■ **WHAT IS BEING ASKED**: Whenever a line in the data holds the string "quick", pull that line out.

-- MATERIAL FOR THE TASK follows --

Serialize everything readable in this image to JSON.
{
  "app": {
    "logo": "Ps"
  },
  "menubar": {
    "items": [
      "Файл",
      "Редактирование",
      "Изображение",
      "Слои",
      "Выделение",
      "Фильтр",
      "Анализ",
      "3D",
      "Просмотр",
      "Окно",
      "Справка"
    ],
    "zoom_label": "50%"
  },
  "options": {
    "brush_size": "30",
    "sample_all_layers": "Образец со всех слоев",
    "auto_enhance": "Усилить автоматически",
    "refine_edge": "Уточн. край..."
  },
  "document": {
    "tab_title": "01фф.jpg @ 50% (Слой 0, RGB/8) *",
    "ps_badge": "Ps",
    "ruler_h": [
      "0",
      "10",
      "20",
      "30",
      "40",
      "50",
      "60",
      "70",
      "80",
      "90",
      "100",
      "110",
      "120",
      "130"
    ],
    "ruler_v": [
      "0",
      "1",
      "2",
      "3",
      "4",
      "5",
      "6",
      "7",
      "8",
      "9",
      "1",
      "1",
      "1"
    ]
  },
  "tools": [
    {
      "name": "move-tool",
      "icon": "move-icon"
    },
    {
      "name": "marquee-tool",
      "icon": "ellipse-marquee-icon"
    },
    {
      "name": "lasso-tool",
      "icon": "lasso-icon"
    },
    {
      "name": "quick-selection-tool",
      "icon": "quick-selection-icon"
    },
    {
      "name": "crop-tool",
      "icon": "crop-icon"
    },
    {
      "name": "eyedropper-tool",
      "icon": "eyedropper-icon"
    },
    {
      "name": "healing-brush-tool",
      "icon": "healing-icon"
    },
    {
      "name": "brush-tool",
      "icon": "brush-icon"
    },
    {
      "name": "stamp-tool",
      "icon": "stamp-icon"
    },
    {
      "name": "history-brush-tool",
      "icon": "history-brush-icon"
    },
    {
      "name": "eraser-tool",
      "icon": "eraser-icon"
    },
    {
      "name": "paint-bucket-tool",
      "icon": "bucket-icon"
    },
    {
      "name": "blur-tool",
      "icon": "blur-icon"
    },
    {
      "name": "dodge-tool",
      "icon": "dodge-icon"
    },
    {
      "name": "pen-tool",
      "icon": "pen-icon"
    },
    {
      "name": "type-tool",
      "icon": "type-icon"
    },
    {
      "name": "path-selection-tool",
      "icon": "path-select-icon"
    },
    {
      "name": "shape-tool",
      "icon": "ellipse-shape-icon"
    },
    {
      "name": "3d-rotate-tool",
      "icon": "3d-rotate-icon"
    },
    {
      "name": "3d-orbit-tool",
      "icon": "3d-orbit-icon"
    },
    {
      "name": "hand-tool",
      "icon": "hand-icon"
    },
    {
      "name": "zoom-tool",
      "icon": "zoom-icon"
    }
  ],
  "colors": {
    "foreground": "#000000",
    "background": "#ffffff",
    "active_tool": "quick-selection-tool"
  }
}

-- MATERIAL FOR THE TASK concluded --

■ **FINISHED EXERCISE**:
      "name": "quick-selection-tool",
      "icon": "quick-selection-icon"
    "active_tool": "quick-selection-tool"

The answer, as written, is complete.